Web page and app entries:
----------
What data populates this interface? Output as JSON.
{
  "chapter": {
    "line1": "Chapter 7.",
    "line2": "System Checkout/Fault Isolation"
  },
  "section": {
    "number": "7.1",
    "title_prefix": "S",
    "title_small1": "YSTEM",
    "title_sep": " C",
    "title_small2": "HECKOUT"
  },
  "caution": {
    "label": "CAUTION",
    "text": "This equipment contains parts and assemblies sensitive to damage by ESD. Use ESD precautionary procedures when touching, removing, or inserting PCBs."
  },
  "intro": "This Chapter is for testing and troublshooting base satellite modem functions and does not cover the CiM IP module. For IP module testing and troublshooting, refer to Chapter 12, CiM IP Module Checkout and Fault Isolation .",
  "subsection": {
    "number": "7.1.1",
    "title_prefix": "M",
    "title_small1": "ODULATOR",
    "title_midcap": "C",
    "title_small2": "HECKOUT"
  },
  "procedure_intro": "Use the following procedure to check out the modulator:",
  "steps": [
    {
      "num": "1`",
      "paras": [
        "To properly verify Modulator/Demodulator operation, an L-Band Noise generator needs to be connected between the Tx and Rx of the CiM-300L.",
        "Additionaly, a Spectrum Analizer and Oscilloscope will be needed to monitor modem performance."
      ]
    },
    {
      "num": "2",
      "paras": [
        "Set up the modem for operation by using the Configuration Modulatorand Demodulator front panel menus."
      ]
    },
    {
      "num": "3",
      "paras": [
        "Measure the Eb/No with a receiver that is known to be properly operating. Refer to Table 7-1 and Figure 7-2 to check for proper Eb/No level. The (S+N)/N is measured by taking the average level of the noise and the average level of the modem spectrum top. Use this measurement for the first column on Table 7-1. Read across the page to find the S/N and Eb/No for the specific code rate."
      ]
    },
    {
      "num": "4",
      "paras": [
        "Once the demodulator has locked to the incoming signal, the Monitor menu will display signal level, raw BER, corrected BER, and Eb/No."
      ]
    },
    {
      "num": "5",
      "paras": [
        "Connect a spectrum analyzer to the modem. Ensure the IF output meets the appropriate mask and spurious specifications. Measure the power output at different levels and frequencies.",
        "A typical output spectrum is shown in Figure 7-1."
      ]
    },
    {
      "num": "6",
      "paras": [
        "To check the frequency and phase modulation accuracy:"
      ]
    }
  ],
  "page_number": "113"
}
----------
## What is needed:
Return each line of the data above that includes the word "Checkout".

## Response area:
    "line2": "System Checkout/Fault Isolation"
  "intro": "This Chapter is for testing and troublshooting base satellite modem functions and does not cover the CiM IP module. For IP module testing and troublshooting, refer to Chapter 12, CiM IP Module Checkout and Fault Isolation .",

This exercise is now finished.